### WHAT THE TASK ASKS
The number needed is how many lines of the data hold the string "icon". Give that number and nothing more.
═══ DATA SHOWN ═══
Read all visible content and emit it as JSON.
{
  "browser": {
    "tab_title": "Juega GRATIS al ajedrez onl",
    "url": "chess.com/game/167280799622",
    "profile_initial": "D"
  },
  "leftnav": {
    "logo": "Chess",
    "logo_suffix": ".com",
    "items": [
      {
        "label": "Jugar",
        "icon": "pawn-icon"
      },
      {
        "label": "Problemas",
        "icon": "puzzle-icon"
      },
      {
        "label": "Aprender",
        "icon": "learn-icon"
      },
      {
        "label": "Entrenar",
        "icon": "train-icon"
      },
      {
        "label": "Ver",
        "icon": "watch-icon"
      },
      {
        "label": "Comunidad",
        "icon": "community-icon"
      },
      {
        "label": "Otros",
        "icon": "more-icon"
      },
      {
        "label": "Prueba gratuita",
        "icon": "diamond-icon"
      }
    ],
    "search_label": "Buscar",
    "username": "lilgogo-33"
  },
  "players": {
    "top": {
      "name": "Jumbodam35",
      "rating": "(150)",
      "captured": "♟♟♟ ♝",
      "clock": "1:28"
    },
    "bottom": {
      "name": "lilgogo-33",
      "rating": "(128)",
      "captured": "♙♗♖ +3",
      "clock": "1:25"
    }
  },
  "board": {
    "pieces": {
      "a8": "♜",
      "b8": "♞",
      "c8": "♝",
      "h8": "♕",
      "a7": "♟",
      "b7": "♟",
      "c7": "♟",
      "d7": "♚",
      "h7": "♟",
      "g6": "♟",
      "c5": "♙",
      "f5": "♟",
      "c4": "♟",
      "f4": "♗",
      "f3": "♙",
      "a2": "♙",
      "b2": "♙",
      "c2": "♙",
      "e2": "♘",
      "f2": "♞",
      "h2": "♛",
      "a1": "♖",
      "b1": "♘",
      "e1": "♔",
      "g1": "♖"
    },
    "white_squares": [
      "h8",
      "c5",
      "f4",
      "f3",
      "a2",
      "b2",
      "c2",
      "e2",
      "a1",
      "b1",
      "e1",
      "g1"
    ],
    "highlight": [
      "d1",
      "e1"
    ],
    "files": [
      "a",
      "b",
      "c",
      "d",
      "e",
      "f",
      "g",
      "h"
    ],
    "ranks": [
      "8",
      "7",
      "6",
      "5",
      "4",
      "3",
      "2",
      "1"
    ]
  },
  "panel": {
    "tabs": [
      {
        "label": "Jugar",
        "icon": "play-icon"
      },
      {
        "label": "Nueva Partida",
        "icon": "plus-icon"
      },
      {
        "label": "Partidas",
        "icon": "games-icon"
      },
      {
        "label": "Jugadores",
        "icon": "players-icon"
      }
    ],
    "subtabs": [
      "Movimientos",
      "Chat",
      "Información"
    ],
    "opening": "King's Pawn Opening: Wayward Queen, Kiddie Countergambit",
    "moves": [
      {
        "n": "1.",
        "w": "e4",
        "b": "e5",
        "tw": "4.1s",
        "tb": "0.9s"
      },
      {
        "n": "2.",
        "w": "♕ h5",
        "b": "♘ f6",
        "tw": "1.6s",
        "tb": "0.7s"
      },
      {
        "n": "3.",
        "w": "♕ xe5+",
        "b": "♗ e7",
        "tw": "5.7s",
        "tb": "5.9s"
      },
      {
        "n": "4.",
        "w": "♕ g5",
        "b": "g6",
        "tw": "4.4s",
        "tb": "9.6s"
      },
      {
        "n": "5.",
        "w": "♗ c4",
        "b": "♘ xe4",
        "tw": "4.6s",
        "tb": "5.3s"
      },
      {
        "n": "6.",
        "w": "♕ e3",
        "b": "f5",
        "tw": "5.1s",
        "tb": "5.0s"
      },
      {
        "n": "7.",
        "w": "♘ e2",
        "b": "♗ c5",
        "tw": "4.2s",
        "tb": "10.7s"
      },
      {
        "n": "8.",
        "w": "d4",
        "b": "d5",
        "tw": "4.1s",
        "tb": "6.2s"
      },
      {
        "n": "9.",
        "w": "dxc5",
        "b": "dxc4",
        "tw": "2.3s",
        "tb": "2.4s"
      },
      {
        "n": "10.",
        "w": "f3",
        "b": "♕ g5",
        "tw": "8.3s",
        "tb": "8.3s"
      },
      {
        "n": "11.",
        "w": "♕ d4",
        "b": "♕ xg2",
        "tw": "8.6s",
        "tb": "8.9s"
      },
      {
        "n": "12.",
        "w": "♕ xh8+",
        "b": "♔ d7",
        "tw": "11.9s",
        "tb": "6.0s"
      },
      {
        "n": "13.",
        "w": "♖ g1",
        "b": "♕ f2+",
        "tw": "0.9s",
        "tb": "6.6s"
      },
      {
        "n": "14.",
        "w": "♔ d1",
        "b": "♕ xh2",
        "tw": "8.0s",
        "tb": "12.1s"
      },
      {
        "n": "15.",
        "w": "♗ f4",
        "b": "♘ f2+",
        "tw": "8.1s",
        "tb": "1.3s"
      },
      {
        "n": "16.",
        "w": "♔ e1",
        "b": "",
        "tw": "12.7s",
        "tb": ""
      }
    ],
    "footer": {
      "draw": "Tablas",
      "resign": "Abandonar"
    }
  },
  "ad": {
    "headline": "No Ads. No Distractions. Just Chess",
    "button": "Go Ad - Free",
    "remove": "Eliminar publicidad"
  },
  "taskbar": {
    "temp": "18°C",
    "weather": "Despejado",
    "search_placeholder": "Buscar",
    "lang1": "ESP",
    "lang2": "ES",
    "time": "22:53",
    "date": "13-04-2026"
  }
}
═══
### RESPONSE
12